**Source material:**
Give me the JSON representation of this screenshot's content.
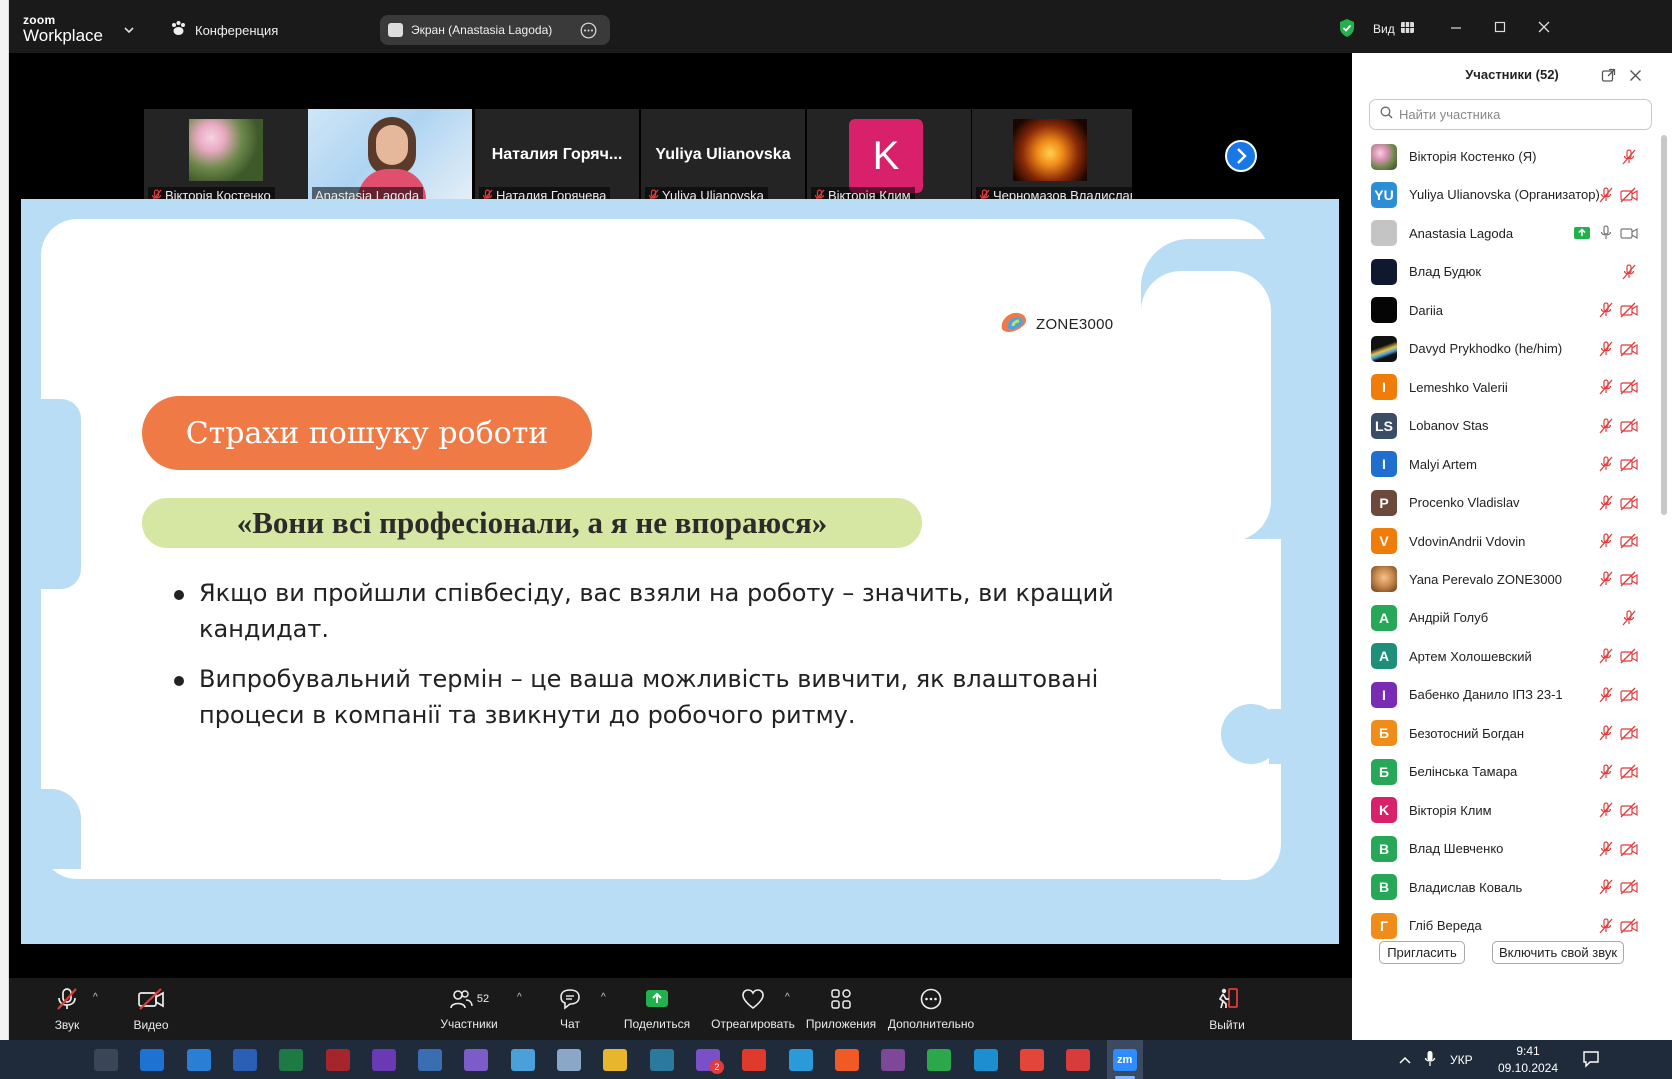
{
  "app": {
    "logo_small": "zoom",
    "logo_big": "Workplace",
    "conference_label": "Конференция",
    "share_label": "Экран (Anastasia Lagoda)",
    "view_label": "Вид"
  },
  "filmstrip": [
    {
      "name": "Вікторія Костенко",
      "kind": "photo-flowers",
      "muted": true
    },
    {
      "name": "Anastasia Lagoda",
      "kind": "video",
      "active": true,
      "muted": false
    },
    {
      "name": "Наталия Горячева",
      "big": "Наталия Горяч...",
      "kind": "text",
      "muted": true
    },
    {
      "name": "Yuliya Ulianovska",
      "big": "Yuliya Ulianovska",
      "kind": "text",
      "muted": true
    },
    {
      "name": "Вікторія Клим",
      "kind": "letter",
      "letter": "K",
      "color": "#d8206b",
      "muted": true
    },
    {
      "name": "Черномазов Владислав",
      "kind": "photo-fire",
      "muted": true
    }
  ],
  "slide": {
    "brand": "ZONE3000",
    "title": "Страхи пошуку роботи",
    "quote": "«Вони всі професіонали, а я не впораюся»",
    "bullets": [
      "Якщо ви пройшли співбесіду, вас взяли на роботу – значить, ви кращий кандидат.",
      "Випробувальний термін – це ваша можливість вивчити, як влаштовані процеси в компанії та звикнути до робочого ритму."
    ]
  },
  "toolbar": {
    "audio": "Звук",
    "video": "Видео",
    "participants": "Участники",
    "participants_count": "52",
    "chat": "Чат",
    "share": "Поделиться",
    "react": "Отреагировать",
    "apps": "Приложения",
    "more": "Дополнительно",
    "leave": "Выйти"
  },
  "panel": {
    "title": "Участники (52)",
    "search_placeholder": "Найти участника",
    "invite": "Пригласить",
    "unmute": "Включить свой звук",
    "participants": [
      {
        "name": "Вікторія Костенко (Я)",
        "avatar": "img-flowers",
        "color": "#c98fa7",
        "icons": "mic"
      },
      {
        "name": "Yuliya Ulianovska (Организатор)",
        "avatar": "YU",
        "color": "#2c8fd6",
        "icons": "mic-cam"
      },
      {
        "name": "Anastasia Lagoda",
        "avatar": "img-grey",
        "color": "#c4c4c4",
        "icons": "share-mic-cam"
      },
      {
        "name": "Влад Будюк",
        "avatar": "img-dark",
        "color": "#101830",
        "icons": "mic"
      },
      {
        "name": "Dariia",
        "avatar": "img-black",
        "color": "#050505",
        "icons": "mic-cam"
      },
      {
        "name": "Davyd Prykhodko (he/him)",
        "avatar": "img-prism",
        "color": "#111111",
        "icons": "mic-cam"
      },
      {
        "name": "Lemeshko Valerii",
        "avatar": "I",
        "color": "#f07d0a",
        "icons": "mic-cam"
      },
      {
        "name": "Lobanov Stas",
        "avatar": "LS",
        "color": "#3b4c66",
        "icons": "mic-cam"
      },
      {
        "name": "Malyi Artem",
        "avatar": "I",
        "color": "#1f6fd1",
        "icons": "mic-cam"
      },
      {
        "name": "Procenko Vladislav",
        "avatar": "P",
        "color": "#6b4a3b",
        "icons": "mic-cam"
      },
      {
        "name": "VdovinAndrii Vdovin",
        "avatar": "V",
        "color": "#f07d0a",
        "icons": "mic-cam"
      },
      {
        "name": "Yana Perevalo ZONE3000",
        "avatar": "img-cat",
        "color": "#c98a4d",
        "icons": "mic-cam"
      },
      {
        "name": "Андрій Голуб",
        "avatar": "A",
        "color": "#27a859",
        "icons": "mic"
      },
      {
        "name": "Артем Холошевский",
        "avatar": "A",
        "color": "#1f8f7a",
        "icons": "mic-cam"
      },
      {
        "name": "Бабенко Данило ІПЗ 23-1",
        "avatar": "I",
        "color": "#7b2bb3",
        "icons": "mic-cam"
      },
      {
        "name": "Безотосний Богдан",
        "avatar": "Б",
        "color": "#f08d1a",
        "icons": "mic-cam"
      },
      {
        "name": "Белінська Тамара",
        "avatar": "Б",
        "color": "#27a859",
        "icons": "mic-cam"
      },
      {
        "name": "Вікторія Клим",
        "avatar": "K",
        "color": "#d8206b",
        "icons": "mic-cam"
      },
      {
        "name": "Влад Шевченко",
        "avatar": "B",
        "color": "#27a859",
        "icons": "mic-cam"
      },
      {
        "name": "Владислав Коваль",
        "avatar": "B",
        "color": "#27a859",
        "icons": "mic-cam"
      },
      {
        "name": "Гліб Вереда",
        "avatar": "Г",
        "color": "#f08d1a",
        "icons": "mic-cam"
      }
    ]
  },
  "taskbar": {
    "lang": "УКР",
    "time": "9:41",
    "date": "09.10.2024",
    "apps": [
      {
        "name": "task-view",
        "color": "#3a4558"
      },
      {
        "name": "mail",
        "color": "#1e73d2"
      },
      {
        "name": "store",
        "color": "#2a7fd4"
      },
      {
        "name": "word",
        "color": "#2b5fb5"
      },
      {
        "name": "excel",
        "color": "#1e7a44"
      },
      {
        "name": "access",
        "color": "#a4262c"
      },
      {
        "name": "visual-studio",
        "color": "#6a3ab5"
      },
      {
        "name": "network-tool",
        "color": "#3b6db3"
      },
      {
        "name": "quill",
        "color": "#7b5cc9"
      },
      {
        "name": "paint",
        "color": "#4aa0d8"
      },
      {
        "name": "file-tool",
        "color": "#8aa7c8"
      },
      {
        "name": "file-explorer",
        "color": "#e8b62c"
      },
      {
        "name": "globe-app",
        "color": "#2b7a9e"
      },
      {
        "name": "viber",
        "color": "#7a50c8",
        "badge": "2"
      },
      {
        "name": "wps-office",
        "color": "#e03a2c"
      },
      {
        "name": "telegram",
        "color": "#2a9ad8"
      },
      {
        "name": "brave",
        "color": "#f05a24"
      },
      {
        "name": "tor",
        "color": "#7e4798"
      },
      {
        "name": "green-browser",
        "color": "#2aa84a"
      },
      {
        "name": "edge",
        "color": "#1d8fd1"
      },
      {
        "name": "chrome",
        "color": "#e4453a"
      },
      {
        "name": "red-app",
        "color": "#d83b3b"
      },
      {
        "name": "zoom",
        "color": "#2d8cff",
        "label": "zm",
        "active": true
      }
    ]
  }
}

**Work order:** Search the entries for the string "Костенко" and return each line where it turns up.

**Solution:**
      "name": "Вікторія Костенко",
        "name": "Вікторія Костенко (Я)",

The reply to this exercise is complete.